January 15, 2013 by wildducks
I have been interviewed by a magazine called ART DUX about a new work I have just completed, called Lit-o’-crisps. Read the interview below.
Art Dux: So, your new piece is entitled Lit-o’-Crisps and seems to be some sort of a product. Can you tell us a little bit about this piece in your own words.
Everett: Yes, thanks. Lit Crisps are edible wafers which have poems and journal excerpts printed on them in non-toxic ink (food-coloring). The wafers are packaged in a colorful wooden box. The box looks disposable, but is less destructible than…not permanent, but not actually a disposable object, like other snack food containers are made to be.
Art Dux: And what are you saying with a box like that as opposed to an easily disposable one?
Everett: It is meant as a mirror on consumerism. Snack food is really fast food. It is eaten and the container is usually compacted and thrown in the trash with little thought. I am playing with the idea of permanence or at least temporary permanence. How does it change our snack food experience, and in a deeper way, our connection to objects, to consider an otherwise disposable receptacle as being permanent?
A.D: Right, enough about the container I think (laughs). Now what are these wafers, they look an awful lot like communion wafers.
E: And they are. I spent my first few years in catholic school and I coveted these wafers, not quite understanding the meaning, but just enjoying the texture and the subtle flavor. And when I later understood the meaning, I found them even more exotic. I like the allusion of art as a sacrifice or an offering. So, I have printed a form of communicative art on these wafers.
A.D: Your own poetry and journal entries?
E: Not just my own, but also poetry by Theodore Roethke, Hermann Hesse, Tess Gallagher, Dianne Wakoski, Plath, and Rilke. I think exposure, of not only my own work, but of others, is an offering and should be included.
A.D: You chose to print the labels of the packaging…
E: I thought we weren`t going to talk about the packaging anymore (laughs)
A.D: Ok, you got me, but why in German?
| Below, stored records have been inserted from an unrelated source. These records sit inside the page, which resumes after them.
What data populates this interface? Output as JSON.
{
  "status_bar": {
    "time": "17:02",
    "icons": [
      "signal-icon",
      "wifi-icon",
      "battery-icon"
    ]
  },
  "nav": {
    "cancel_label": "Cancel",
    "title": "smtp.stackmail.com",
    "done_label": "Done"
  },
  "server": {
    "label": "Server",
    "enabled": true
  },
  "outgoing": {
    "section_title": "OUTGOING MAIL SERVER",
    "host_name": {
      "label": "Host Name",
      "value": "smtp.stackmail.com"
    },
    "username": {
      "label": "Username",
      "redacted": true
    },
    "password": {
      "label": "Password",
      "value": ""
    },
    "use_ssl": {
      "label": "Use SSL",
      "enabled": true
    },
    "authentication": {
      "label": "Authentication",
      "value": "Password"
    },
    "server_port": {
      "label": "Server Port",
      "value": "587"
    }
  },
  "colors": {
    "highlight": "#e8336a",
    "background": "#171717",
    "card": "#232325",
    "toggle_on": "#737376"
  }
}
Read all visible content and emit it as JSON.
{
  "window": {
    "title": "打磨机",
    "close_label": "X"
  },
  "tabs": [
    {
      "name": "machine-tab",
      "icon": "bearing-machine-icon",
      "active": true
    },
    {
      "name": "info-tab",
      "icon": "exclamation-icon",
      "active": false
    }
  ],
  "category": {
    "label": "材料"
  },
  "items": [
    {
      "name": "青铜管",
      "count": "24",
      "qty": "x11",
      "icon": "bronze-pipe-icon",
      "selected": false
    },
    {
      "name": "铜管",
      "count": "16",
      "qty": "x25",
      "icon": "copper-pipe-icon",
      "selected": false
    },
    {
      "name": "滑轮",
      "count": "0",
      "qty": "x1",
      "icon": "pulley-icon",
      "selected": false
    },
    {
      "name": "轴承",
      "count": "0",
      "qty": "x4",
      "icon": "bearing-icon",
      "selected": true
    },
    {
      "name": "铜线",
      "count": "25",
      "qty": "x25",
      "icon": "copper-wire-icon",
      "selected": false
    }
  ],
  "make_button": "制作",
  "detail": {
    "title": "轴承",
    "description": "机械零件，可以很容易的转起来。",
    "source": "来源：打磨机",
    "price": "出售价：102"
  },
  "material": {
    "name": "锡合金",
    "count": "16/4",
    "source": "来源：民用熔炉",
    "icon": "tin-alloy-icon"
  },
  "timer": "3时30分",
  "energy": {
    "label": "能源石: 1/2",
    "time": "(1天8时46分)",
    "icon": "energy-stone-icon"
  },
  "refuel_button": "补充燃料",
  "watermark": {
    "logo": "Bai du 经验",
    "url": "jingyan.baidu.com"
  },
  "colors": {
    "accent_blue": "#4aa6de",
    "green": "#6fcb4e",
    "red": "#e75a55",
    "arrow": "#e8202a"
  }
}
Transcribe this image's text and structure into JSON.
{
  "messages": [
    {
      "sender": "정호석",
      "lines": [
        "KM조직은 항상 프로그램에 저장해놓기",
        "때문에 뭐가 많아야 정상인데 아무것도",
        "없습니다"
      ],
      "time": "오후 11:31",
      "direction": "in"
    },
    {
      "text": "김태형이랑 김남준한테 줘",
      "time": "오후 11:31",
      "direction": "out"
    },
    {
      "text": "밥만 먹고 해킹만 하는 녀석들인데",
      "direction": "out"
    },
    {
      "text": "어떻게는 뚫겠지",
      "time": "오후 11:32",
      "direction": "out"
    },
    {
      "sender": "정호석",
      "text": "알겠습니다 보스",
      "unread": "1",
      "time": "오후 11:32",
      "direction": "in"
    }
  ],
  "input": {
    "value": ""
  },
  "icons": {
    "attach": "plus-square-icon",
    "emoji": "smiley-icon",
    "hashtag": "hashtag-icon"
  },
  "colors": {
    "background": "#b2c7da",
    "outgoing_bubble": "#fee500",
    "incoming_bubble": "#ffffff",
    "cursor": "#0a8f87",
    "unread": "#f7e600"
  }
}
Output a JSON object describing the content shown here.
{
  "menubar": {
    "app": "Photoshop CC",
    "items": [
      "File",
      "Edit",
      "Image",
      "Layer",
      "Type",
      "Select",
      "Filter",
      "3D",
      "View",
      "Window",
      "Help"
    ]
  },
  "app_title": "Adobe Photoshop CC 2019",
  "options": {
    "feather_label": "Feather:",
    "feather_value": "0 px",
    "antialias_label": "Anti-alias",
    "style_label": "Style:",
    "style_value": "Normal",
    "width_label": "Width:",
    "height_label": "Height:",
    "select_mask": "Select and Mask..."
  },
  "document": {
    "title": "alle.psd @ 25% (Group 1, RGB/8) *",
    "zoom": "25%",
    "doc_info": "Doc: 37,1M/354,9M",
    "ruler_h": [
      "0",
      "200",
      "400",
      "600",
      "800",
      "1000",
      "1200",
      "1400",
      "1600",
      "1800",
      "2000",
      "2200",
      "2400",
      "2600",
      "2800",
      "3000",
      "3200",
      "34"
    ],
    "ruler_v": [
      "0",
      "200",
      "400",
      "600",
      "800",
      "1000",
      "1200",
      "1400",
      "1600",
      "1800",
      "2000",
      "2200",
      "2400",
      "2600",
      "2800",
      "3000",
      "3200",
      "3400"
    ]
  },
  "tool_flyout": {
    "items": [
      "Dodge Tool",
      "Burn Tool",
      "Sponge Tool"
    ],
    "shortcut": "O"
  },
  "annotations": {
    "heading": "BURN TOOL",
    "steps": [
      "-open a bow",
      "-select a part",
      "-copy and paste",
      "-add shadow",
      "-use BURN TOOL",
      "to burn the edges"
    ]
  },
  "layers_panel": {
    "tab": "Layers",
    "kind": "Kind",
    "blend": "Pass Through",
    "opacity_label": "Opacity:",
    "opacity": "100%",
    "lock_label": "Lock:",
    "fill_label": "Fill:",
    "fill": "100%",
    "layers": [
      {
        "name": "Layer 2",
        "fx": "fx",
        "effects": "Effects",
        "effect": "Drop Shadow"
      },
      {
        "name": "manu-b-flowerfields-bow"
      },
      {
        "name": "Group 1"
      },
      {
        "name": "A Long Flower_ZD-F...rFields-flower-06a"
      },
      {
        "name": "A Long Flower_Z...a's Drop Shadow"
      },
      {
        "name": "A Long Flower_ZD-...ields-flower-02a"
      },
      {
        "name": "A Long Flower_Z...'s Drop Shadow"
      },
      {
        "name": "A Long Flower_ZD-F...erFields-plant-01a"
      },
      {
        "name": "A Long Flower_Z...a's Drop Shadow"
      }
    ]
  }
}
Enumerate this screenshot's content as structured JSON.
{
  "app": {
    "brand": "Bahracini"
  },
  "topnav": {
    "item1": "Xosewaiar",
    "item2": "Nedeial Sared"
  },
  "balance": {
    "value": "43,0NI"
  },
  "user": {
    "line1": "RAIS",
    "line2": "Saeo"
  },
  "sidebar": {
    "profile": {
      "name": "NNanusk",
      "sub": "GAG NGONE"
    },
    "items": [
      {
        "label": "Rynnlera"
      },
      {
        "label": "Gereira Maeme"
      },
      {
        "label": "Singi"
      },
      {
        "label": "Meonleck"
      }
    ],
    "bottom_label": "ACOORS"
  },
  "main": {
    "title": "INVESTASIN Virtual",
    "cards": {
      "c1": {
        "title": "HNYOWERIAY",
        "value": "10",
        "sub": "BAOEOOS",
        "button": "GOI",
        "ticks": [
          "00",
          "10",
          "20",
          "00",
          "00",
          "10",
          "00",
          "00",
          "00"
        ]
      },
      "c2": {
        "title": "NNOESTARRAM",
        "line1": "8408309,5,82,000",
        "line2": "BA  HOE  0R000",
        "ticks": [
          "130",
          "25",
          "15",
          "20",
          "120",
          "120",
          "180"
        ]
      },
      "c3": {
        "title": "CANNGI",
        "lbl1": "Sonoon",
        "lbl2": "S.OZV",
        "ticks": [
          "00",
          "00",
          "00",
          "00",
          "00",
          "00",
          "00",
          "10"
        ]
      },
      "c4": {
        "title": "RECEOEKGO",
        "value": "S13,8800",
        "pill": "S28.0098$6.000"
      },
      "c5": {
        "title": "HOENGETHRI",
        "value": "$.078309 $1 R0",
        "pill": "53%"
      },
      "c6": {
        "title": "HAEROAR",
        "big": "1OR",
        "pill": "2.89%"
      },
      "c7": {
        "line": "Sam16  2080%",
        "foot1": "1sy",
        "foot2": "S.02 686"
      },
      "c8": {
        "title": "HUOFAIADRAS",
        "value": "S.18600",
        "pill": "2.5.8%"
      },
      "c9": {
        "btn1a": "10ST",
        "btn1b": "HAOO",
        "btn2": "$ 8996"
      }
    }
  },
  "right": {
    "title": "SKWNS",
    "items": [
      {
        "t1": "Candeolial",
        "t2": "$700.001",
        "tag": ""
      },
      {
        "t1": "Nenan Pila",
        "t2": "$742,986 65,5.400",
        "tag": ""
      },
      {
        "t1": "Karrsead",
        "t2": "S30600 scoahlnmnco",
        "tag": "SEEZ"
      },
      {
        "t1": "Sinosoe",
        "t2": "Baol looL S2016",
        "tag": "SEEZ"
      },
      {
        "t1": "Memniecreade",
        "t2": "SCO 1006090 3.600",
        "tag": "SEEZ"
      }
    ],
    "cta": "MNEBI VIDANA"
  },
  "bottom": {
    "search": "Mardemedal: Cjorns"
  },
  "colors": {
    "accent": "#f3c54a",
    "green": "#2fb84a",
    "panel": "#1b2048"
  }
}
E: Well, why not? I speak German and for the last 3 years I have interacted with labels and packaging in German. It is only natural that my packaging should also be influenced by what I have been interacting with.
A.D: You use “interacting” when speaking of packaging? Is it really that important to you?
E: Yes and no. As an artist and consumer, definitely, packaging is often more important than the product itself. For example, snack foods. Colorful packages, playful images, are far more interesting than the chip or the cookie. But with other things, it`s quite the opposite. With iPods or something like that, the package is usually just a picture of the product. There is no need for a fancy label, because the product has a name, it has a reputation which preceeds it.
A.D: Do you plan on marketing your product beyond your own kitchen?
E: No, it’s an art concept and beyond sharing it with a few friends, I will be moving on to the next project with no reservations or hold-ups regarding this piece.
Turn your kitchen pantry into your own library with Lit.O.Crips! A poem in every bite!